### Data about app and page elements
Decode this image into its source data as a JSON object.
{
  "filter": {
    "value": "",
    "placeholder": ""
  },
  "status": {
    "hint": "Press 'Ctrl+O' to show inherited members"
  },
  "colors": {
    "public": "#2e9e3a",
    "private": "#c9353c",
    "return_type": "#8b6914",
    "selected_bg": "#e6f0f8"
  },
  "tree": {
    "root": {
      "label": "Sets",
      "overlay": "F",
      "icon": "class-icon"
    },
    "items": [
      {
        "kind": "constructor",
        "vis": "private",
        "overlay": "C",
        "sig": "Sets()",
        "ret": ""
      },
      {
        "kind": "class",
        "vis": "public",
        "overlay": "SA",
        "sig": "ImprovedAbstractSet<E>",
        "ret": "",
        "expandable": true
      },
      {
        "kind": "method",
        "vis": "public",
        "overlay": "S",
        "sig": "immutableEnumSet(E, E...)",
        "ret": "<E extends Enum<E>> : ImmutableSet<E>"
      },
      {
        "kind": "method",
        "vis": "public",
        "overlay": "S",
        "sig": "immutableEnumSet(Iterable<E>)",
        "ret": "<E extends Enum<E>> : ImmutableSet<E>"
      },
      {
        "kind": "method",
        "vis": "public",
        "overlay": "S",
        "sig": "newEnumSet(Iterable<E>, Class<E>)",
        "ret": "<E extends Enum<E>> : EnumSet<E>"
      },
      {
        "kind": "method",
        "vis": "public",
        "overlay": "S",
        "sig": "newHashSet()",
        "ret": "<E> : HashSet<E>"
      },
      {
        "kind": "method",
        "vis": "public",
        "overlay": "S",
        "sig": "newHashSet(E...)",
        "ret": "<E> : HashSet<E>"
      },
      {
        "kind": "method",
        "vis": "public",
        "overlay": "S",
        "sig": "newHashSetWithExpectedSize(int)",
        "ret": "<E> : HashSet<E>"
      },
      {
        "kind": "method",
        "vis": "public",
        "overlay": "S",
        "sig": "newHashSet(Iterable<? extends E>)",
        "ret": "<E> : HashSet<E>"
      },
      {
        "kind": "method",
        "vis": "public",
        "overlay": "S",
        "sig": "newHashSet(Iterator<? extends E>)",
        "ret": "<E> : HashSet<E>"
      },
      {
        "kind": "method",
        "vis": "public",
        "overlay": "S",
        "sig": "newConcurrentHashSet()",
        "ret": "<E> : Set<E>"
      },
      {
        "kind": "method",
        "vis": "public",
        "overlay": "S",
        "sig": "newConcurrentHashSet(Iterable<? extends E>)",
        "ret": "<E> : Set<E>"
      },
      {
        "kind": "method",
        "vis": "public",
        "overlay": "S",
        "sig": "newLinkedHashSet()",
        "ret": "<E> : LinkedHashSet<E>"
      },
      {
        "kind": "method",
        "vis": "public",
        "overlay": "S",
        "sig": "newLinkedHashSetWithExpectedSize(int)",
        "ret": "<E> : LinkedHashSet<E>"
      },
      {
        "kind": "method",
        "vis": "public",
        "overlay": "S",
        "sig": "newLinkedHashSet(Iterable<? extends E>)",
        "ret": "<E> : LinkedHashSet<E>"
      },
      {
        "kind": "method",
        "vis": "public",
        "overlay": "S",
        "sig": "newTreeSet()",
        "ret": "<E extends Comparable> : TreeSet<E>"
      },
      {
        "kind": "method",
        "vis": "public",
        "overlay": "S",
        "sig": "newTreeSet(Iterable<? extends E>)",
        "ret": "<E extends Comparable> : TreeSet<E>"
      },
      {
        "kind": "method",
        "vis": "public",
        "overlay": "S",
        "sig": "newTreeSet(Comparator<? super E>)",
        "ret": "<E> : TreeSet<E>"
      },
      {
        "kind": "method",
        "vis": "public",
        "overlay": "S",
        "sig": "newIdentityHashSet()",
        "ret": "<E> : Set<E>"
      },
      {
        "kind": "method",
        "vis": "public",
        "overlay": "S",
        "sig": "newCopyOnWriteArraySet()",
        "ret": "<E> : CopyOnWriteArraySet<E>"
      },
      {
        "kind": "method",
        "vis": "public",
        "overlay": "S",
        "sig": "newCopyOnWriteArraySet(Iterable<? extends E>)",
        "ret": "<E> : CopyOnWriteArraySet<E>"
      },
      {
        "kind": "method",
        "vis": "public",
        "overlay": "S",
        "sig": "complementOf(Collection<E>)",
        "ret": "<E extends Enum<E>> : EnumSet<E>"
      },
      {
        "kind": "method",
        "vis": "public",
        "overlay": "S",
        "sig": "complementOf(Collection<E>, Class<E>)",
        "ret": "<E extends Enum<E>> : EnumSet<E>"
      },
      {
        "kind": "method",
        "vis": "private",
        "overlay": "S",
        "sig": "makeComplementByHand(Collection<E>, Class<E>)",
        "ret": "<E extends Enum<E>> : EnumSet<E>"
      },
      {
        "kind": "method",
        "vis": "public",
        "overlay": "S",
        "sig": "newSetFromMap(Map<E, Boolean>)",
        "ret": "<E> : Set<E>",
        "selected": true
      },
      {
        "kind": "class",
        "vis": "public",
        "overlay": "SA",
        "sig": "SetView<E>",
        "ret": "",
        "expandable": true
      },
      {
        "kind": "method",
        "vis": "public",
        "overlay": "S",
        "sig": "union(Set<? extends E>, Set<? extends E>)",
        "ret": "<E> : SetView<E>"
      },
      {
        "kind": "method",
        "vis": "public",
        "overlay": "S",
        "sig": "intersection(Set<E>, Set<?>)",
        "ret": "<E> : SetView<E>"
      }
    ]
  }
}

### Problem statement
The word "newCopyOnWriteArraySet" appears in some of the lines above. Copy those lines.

### Final answer
        "sig": "newCopyOnWriteArraySet()",
        "sig": "newCopyOnWriteArraySet(Iterable<? extends E>)",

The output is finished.